There are other classes the ViewModel can extend, but Screen will let us change between pages with a button click.

Lets add this new ViewModel to the AppBootStrapper.cs file.  Under the configure() method, lets add a new line.  This line will be similar to the others already added in the method.
container.Singleton<Test1ViewModel, Test1ViewModel>();

We will be making this a singleton page.  This means, every time we view this page, it will be the same page after it is first initialized.  So the state will be saved every time we view the page.  There will only be one instance of this view created for the entire application.

If you choose container.PerRequest, this page will recreated every time the page is viewed.  So no state will be saved if you change the view.  And you can have multiple instances of this page in one application.

To give us something new to view, we will add a button to Test1View.  Open it in the designer and add a button to the page.  You can give the button some text like "Connect".  Here is an example:

  Button Content="Connect" /> 

Modify ShellViewModel to Change Page Views

We will modify the ShellViewModel to allow page changes to be completed.  This is done by activating a page.  The page will be found based off what we added to the AppBootStrapper list in configure().

Lets modify ShellViewModel.cs to this:

public class ShellViewModel : Conductor<object>, IShell, IDeactivate
  public ShellViewModel()
     base.DisplayName = "My Test Application";
     // Set the view
     var vm = IoC.Get<Test1ViewModel>();

Lets modify ShellView.xaml to this:

        <ContentControl x:Name="ActiveItem" />

Build and Test

Now build the application and run it.  You should see the button displayed.  So to take this further, create additional View and ViewModels, have a button or menu that will activate the page to display the different views.

1 comment:

  1. Very helpful for all those looking to build new applications at a beginner level.

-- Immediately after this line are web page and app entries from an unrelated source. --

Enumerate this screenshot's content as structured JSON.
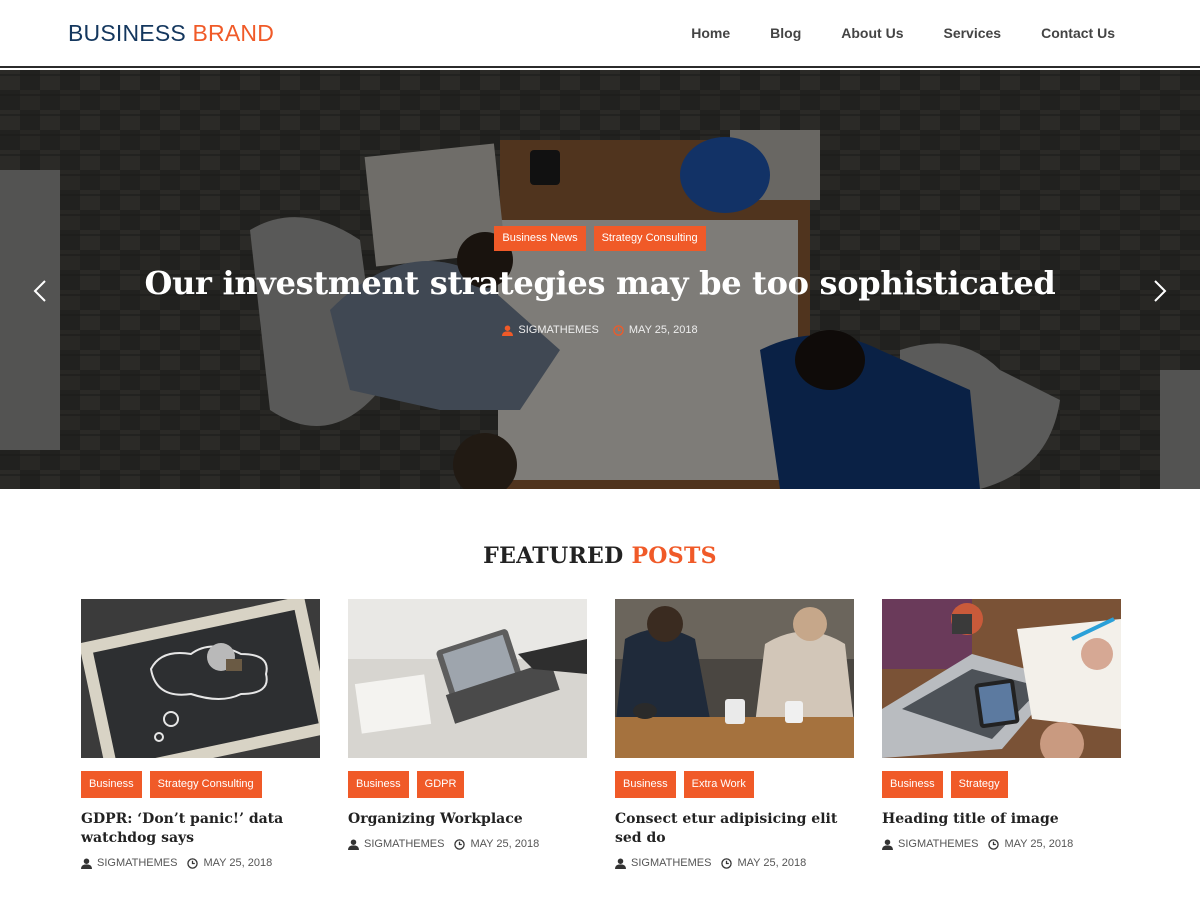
{
  "brand": {
    "part1": "BUSINESS",
    "part2": "BRAND"
  },
  "nav": [
    "Home",
    "Blog",
    "About Us",
    "Services",
    "Contact Us"
  ],
  "hero": {
    "categories": [
      "Business News",
      "Strategy Consulting"
    ],
    "title": "Our investment strategies may be too sophisticated",
    "author": "SIGMATHEMES",
    "date": "MAY 25, 2018"
  },
  "featured": {
    "title_part1": "FEATURED",
    "title_part2": "POSTS"
  },
  "posts": [
    {
      "categories": [
        "Business",
        "Strategy Consulting"
      ],
      "title": "GDPR: ‘Don’t panic!’ data watchdog says",
      "author": "SIGMATHEMES",
      "date": "MAY 25, 2018"
    },
    {
      "categories": [
        "Business",
        "GDPR"
      ],
      "title": "Organizing Workplace",
      "author": "SIGMATHEMES",
      "date": "MAY 25, 2018"
    },
    {
      "categories": [
        "Business",
        "Extra Work"
      ],
      "title": "Consect etur adipisicing elit sed do",
      "author": "SIGMATHEMES",
      "date": "MAY 25, 2018"
    },
    {
      "categories": [
        "Business",
        "Strategy"
      ],
      "title": "Heading title of image",
      "author": "SIGMATHEMES",
      "date": "MAY 25, 2018"
    }
  ],
  "colors": {
    "accent": "#f05a28",
    "brand_dark": "#14375e"
  },
  "icons": {
    "author": "user-icon",
    "date": "clock-icon",
    "prev": "chevron-left-icon",
    "next": "chevron-right-icon"
  }
}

This can often become complex, however your post explains everything very well. Keep up the good work.